WHAT IS EXPECTED:
Pull every line holding the string "content" from the records below.

EXERCISE INPUT:
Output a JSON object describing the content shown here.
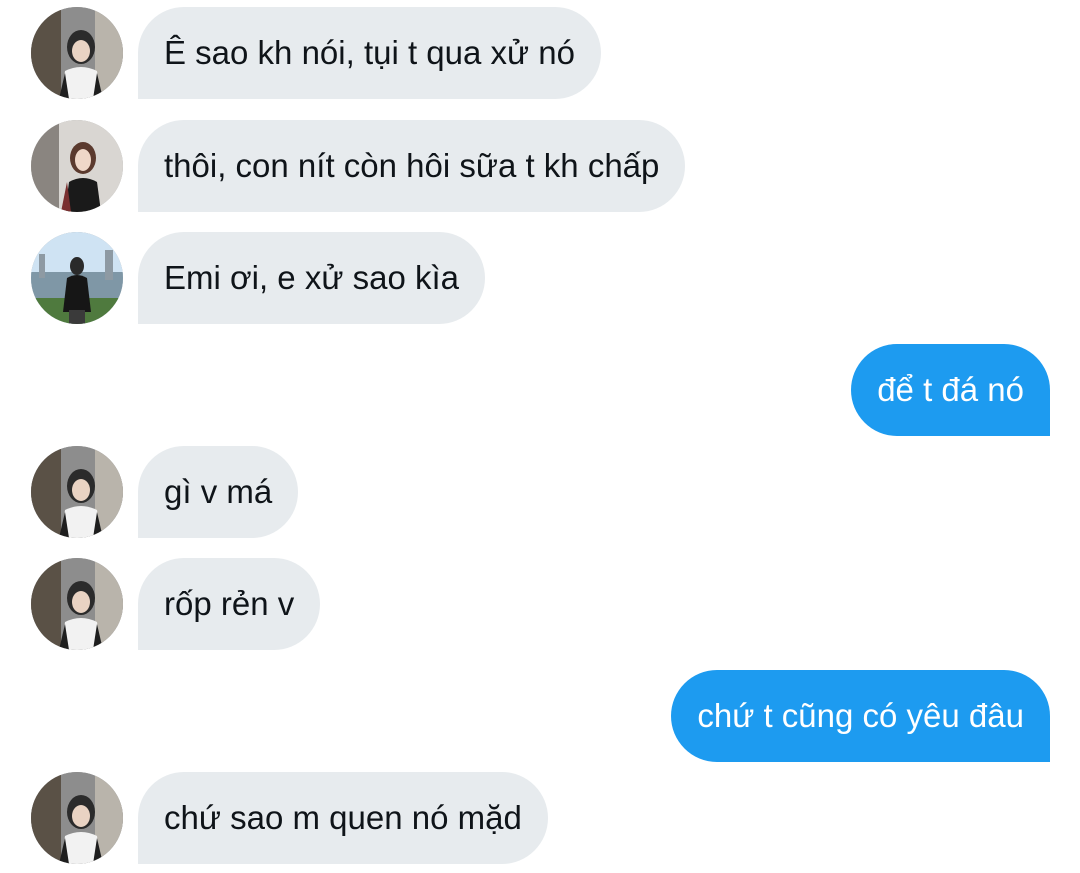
{
  "messages": [
    {
      "direction": "incoming",
      "avatar": "avatar-a",
      "text": "Ê sao kh nói, tụi t qua xử nó"
    },
    {
      "direction": "incoming",
      "avatar": "avatar-b",
      "text": "thôi, con nít còn hôi sữa t kh chấp"
    },
    {
      "direction": "incoming",
      "avatar": "avatar-c",
      "text": "Emi ơi, e xử sao kìa"
    },
    {
      "direction": "outgoing",
      "text": "để t đá nó"
    },
    {
      "direction": "incoming",
      "avatar": "avatar-a",
      "text": "gì v má"
    },
    {
      "direction": "incoming",
      "avatar": "avatar-a",
      "text": "rốp rẻn v"
    },
    {
      "direction": "outgoing",
      "text": "chứ t cũng có yêu đâu"
    },
    {
      "direction": "incoming",
      "avatar": "avatar-a",
      "text": "chứ sao m quen nó mặd"
    }
  ],
  "colors": {
    "incoming_bubble": "#e7ebee",
    "outgoing_bubble": "#1d9bf0",
    "incoming_text": "#0f1419",
    "outgoing_text": "#ffffff"
  }
}
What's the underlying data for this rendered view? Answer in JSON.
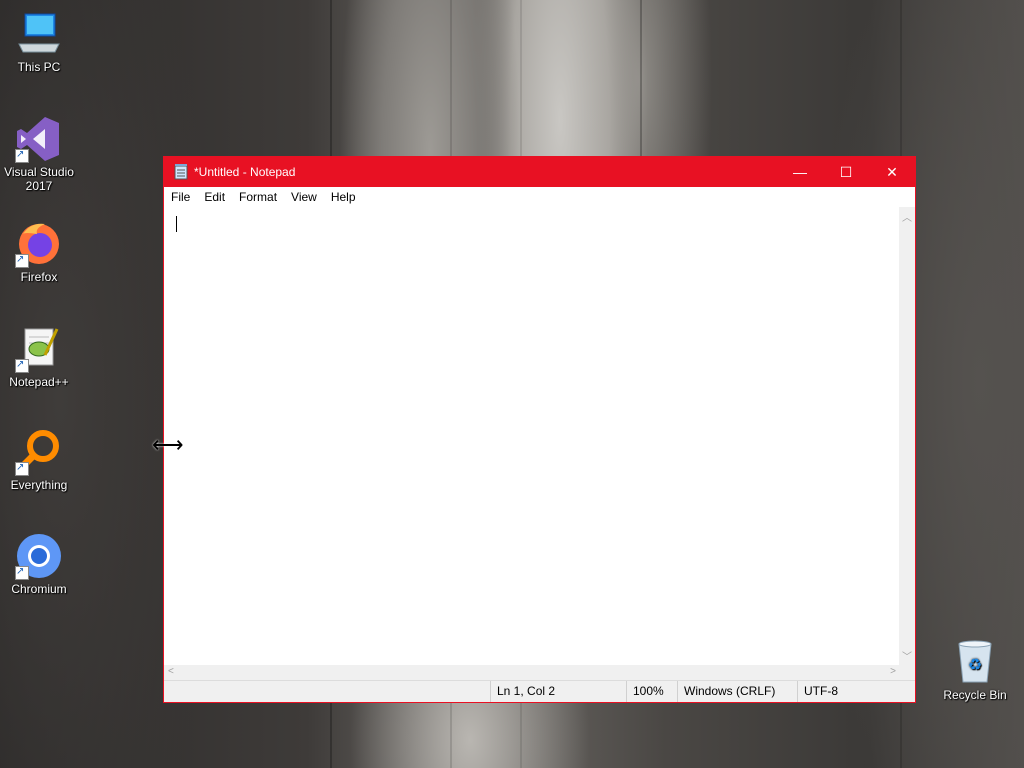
{
  "desktop": {
    "icons": [
      {
        "label": "This PC",
        "icon": "computer-icon"
      },
      {
        "label": "Visual Studio 2017",
        "icon": "visual-studio-icon"
      },
      {
        "label": "Firefox",
        "icon": "firefox-icon"
      },
      {
        "label": "Notepad++",
        "icon": "notepadpp-icon"
      },
      {
        "label": "Everything",
        "icon": "everything-search-icon"
      },
      {
        "label": "Chromium",
        "icon": "chromium-icon"
      },
      {
        "label": "Recycle Bin",
        "icon": "recycle-bin-icon"
      }
    ]
  },
  "window": {
    "title": "*Untitled - Notepad",
    "accent": "#e81123",
    "controls": {
      "minimize": "—",
      "maximize": "☐",
      "close": "✕"
    },
    "menu": [
      "File",
      "Edit",
      "Format",
      "View",
      "Help"
    ],
    "content": "",
    "status": {
      "position": "Ln 1, Col 2",
      "zoom": "100%",
      "line_ending": "Windows (CRLF)",
      "encoding": "UTF-8"
    }
  }
}
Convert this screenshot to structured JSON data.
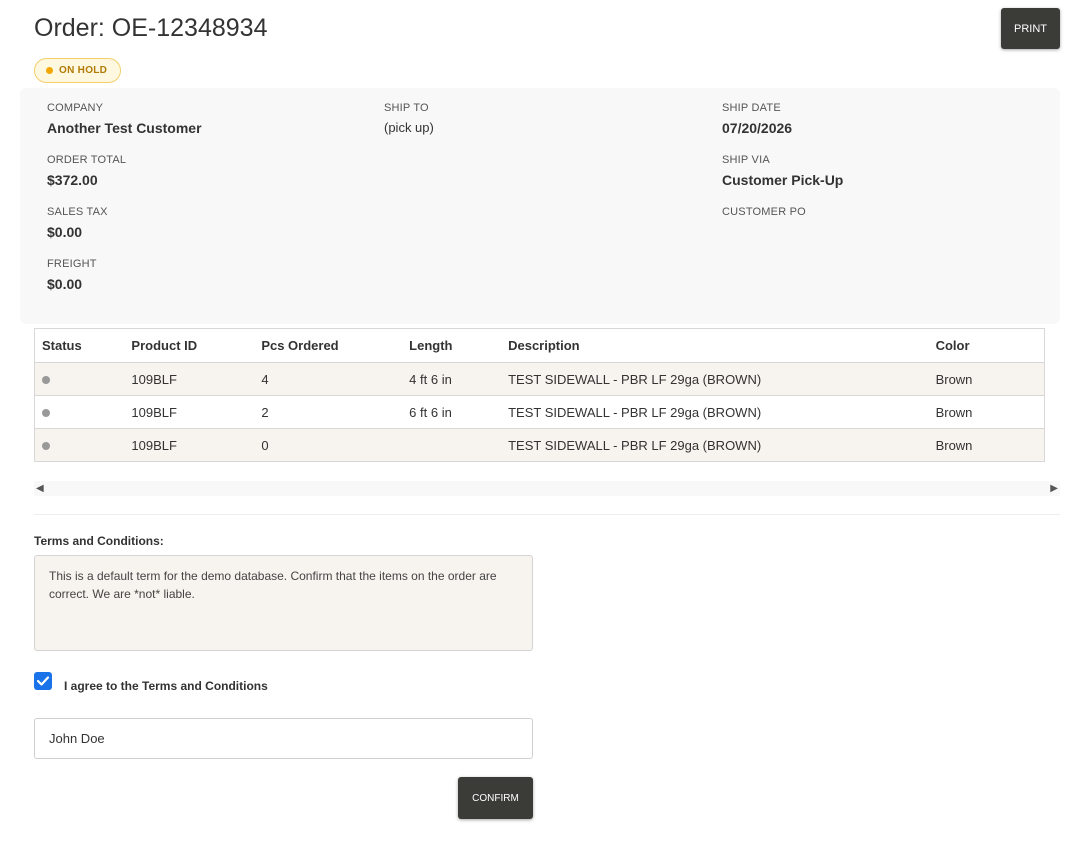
{
  "header": {
    "title": "Order: OE-12348934",
    "print_label": "PRINT",
    "status": "ON HOLD"
  },
  "info": {
    "company_label": "COMPANY",
    "company": "Another Test Customer",
    "ship_to_label": "SHIP TO",
    "ship_to": "(pick up)",
    "ship_date_label": "SHIP DATE",
    "ship_date": "07/20/2026",
    "order_total_label": "ORDER TOTAL",
    "order_total": "$372.00",
    "ship_via_label": "SHIP VIA",
    "ship_via": "Customer Pick-Up",
    "sales_tax_label": "SALES TAX",
    "sales_tax": "$0.00",
    "customer_po_label": "CUSTOMER PO",
    "customer_po": "",
    "freight_label": "FREIGHT",
    "freight": "$0.00"
  },
  "table": {
    "columns": [
      "Status",
      "Product ID",
      "Pcs Ordered",
      "Length",
      "Description",
      "Color"
    ],
    "rows": [
      {
        "product_id": "109BLF",
        "pcs": "4",
        "length": "4 ft 6 in",
        "description": "TEST SIDEWALL - PBR LF 29ga (BROWN)",
        "color": "Brown"
      },
      {
        "product_id": "109BLF",
        "pcs": "2",
        "length": "6 ft 6 in",
        "description": "TEST SIDEWALL - PBR LF 29ga (BROWN)",
        "color": "Brown"
      },
      {
        "product_id": "109BLF",
        "pcs": "0",
        "length": "",
        "description": "TEST SIDEWALL - PBR LF 29ga (BROWN)",
        "color": "Brown"
      }
    ]
  },
  "terms": {
    "heading": "Terms and Conditions:",
    "text": "This is a default term for the demo database. Confirm that the items on the order are correct. We are *not* liable.",
    "agree_label": "I agree to the Terms and Conditions",
    "agree_checked": true
  },
  "signature": {
    "value": "John Doe"
  },
  "actions": {
    "confirm_label": "CONFIRM"
  },
  "icons": {
    "scroll_left": "scroll-left-arrow-icon",
    "scroll_right": "scroll-right-arrow-icon",
    "checkmark": "checkmark-icon"
  },
  "colors": {
    "accent": "#1a73e8",
    "button_dark": "#3b3b37",
    "status_on_hold": "#f0a800",
    "row_stripe": "#f7f3ee"
  }
}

YOUR SOLUTION:
Output a JSON object describing the content shown here.
    "content": "",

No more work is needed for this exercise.